"I lost the rivers for part of my life. I took them up again after I came back again (to Missouri) in 1935." - Thomas Hart Benton
Southwest Missouri is home to numerous natural resources. Easy access to beautiful parks, trails, and waterways is an important draw for tourists and residents alike. But it may come as a surprise that the Ozarks, and the Current and Buffalo Rivers in particular, were at the forefront of the national effort to protect this country’s natural rivers.
The beauty of Ozark rivers attracted enough advocates to stop the building of a dam along the Current River in 1949, and to create America’s first “explicitly protected river corridor” in 1964, with the development of the Ozark National Scenic Riverways, managed by the National Park Service.

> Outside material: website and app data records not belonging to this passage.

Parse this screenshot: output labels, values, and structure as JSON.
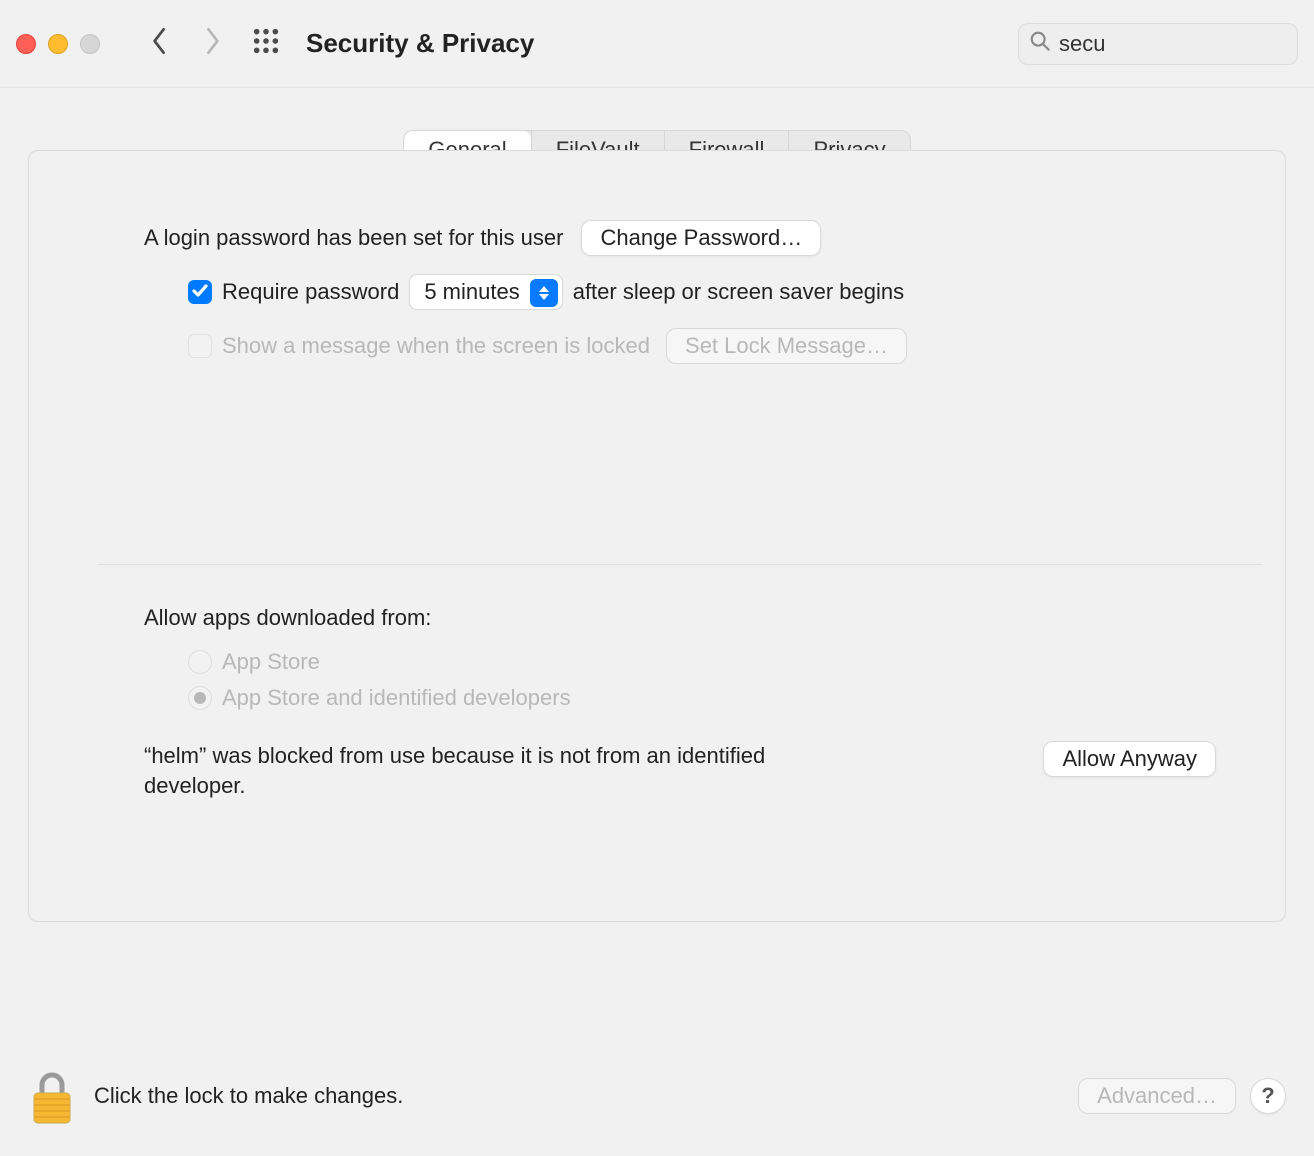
{
  "toolbar": {
    "title": "Security & Privacy",
    "search_value": "secu"
  },
  "tabs": {
    "general": "General",
    "filevault": "FileVault",
    "firewall": "Firewall",
    "privacy": "Privacy",
    "active": "general"
  },
  "general": {
    "login_password_text": "A login password has been set for this user",
    "change_password_btn": "Change Password…",
    "require_password_label_pre": "Require password",
    "require_password_delay": "5 minutes",
    "require_password_label_post": "after sleep or screen saver begins",
    "show_message_label": "Show a message when the screen is locked",
    "set_lock_message_btn": "Set Lock Message…",
    "allow_from_heading": "Allow apps downloaded from:",
    "radio_appstore": "App Store",
    "radio_identified": "App Store and identified developers",
    "blocked_message": "“helm” was blocked from use because it is not from an identified developer.",
    "allow_anyway_btn": "Allow Anyway"
  },
  "footer": {
    "lock_hint": "Click the lock to make changes.",
    "advanced_btn": "Advanced…",
    "help_btn": "?"
  }
}
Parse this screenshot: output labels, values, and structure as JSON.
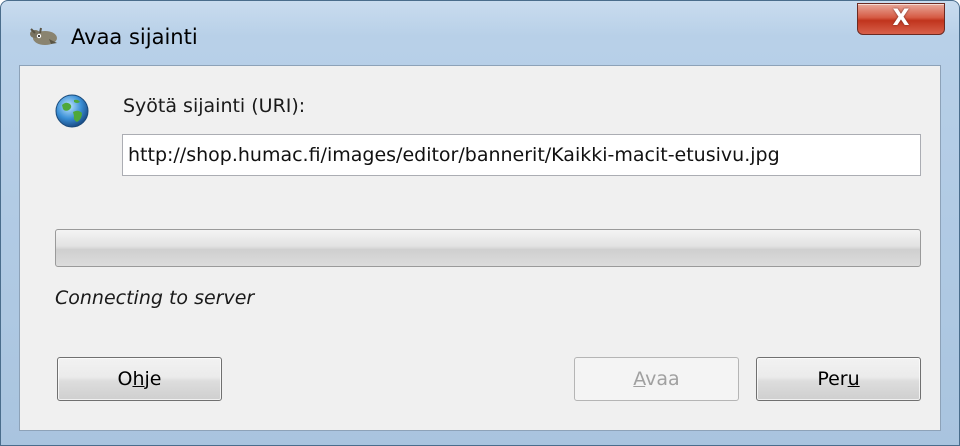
{
  "window": {
    "title": "Avaa sijainti",
    "close_label": "X"
  },
  "dialog": {
    "uri_label": "Syötä sijainti (URI):",
    "uri_value": "http://shop.humac.fi/images/editor/bannerit/Kaikki-macit-etusivu.jpg",
    "progress_fraction": 0,
    "status_text": "Connecting to server"
  },
  "buttons": {
    "help": {
      "pre": "O",
      "mnemonic": "h",
      "post": "je"
    },
    "open": {
      "pre": "",
      "mnemonic": "A",
      "post": "vaa",
      "disabled": true
    },
    "cancel": {
      "pre": "Per",
      "mnemonic": "u",
      "post": ""
    }
  },
  "icons": {
    "title": "gimp-wilber-icon",
    "globe": "globe-icon",
    "close": "close-icon"
  }
}
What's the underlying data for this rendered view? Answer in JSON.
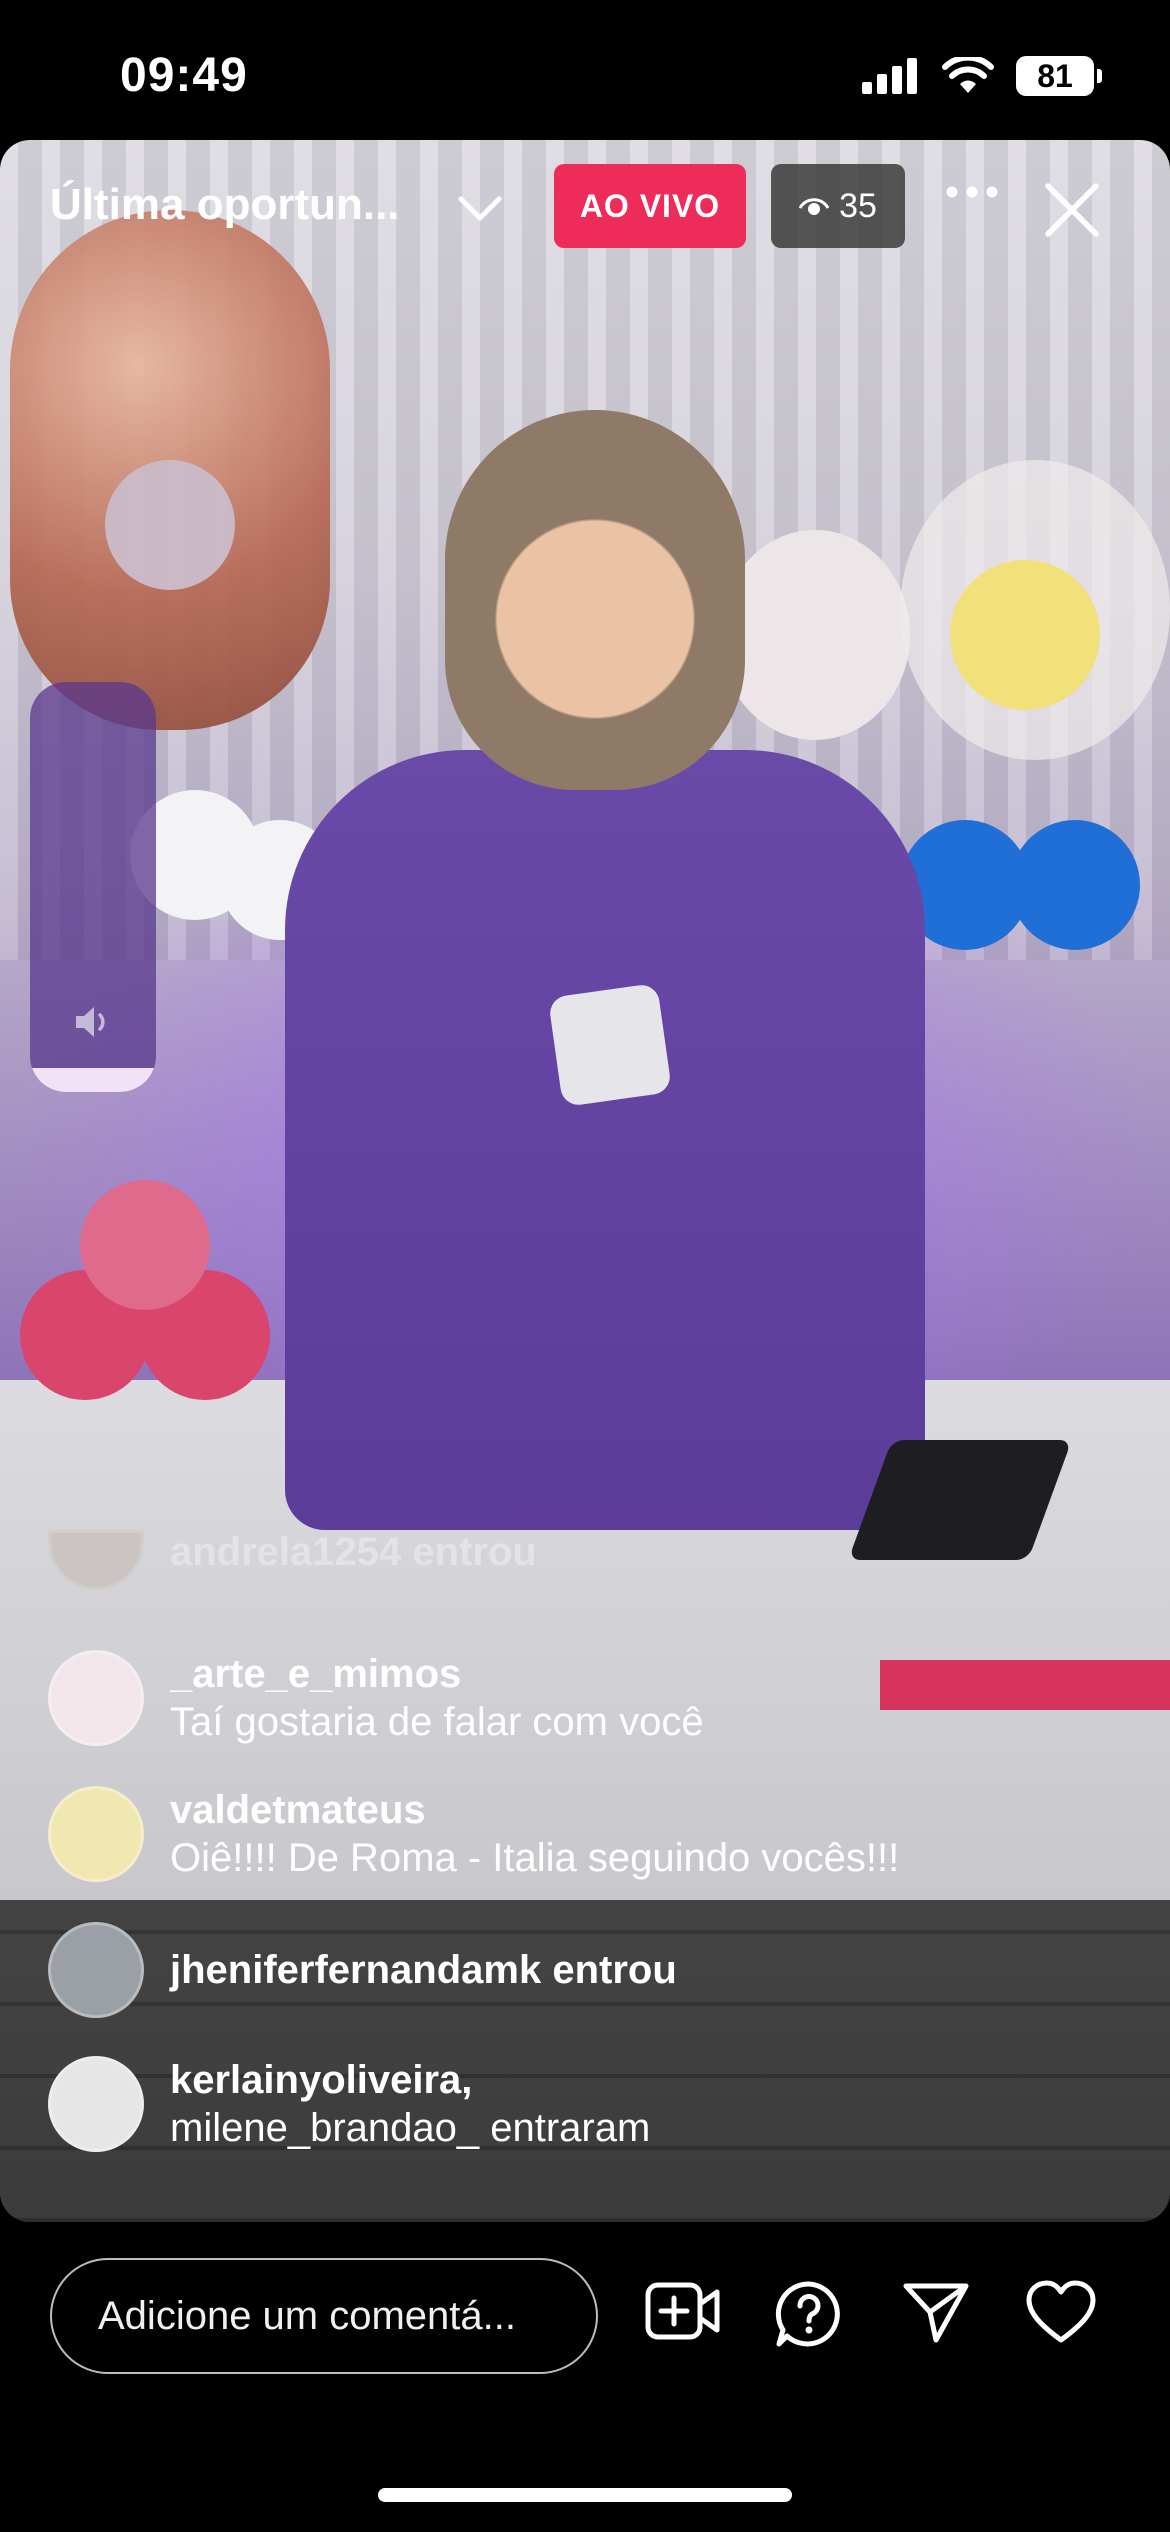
{
  "status_bar": {
    "time": "09:49",
    "battery": "81"
  },
  "live": {
    "title": "Última oportun...",
    "badge": "AO VIVO",
    "viewers": "35"
  },
  "comments": [
    {
      "type": "faded",
      "text": "andrela1254 entrou"
    },
    {
      "type": "comment",
      "user": "_arte_e_mimos",
      "text": "Taí gostaria de falar com você",
      "avatar_color": "#f3e6ea"
    },
    {
      "type": "comment",
      "user": "valdetmateus",
      "text": "Oiê!!!! De Roma - Italia seguindo vocês!!!",
      "avatar_color": "#f1e7b0"
    },
    {
      "type": "join",
      "text": "jheniferfernandamk entrou",
      "avatar_color": "#9aa0a6"
    },
    {
      "type": "multi",
      "line1": "kerlainyoliveira,",
      "line2": "milene_brandao_ entraram",
      "avatar_color": "#e6e6e6"
    }
  ],
  "composer": {
    "placeholder": "Adicione um comentá..."
  },
  "icons": [
    "signal-icon",
    "wifi-icon",
    "battery-icon",
    "chevron-down-icon",
    "eye-icon",
    "more-icon",
    "close-icon",
    "speaker-icon",
    "add-video-icon",
    "question-icon",
    "send-icon",
    "heart-icon"
  ]
}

One of these staunch advocates was none other than Missouri artist Thomas Hart Benton who voiced his support towards protecting his favorite rivers – the Current, the Buffalo, and the White; sites that he floated on a regular basis and that were featured extensively in his work.
Ozark rivers continue to serve as inspiration and respite for our community, and for our artists. This exhibition, pulled entirely from the Museum’s collection, explores a wide range of river-based work from our local rivers and beyond, reflecting upon the importance of this resource as both a natural amenity and a source of artistic inspiration.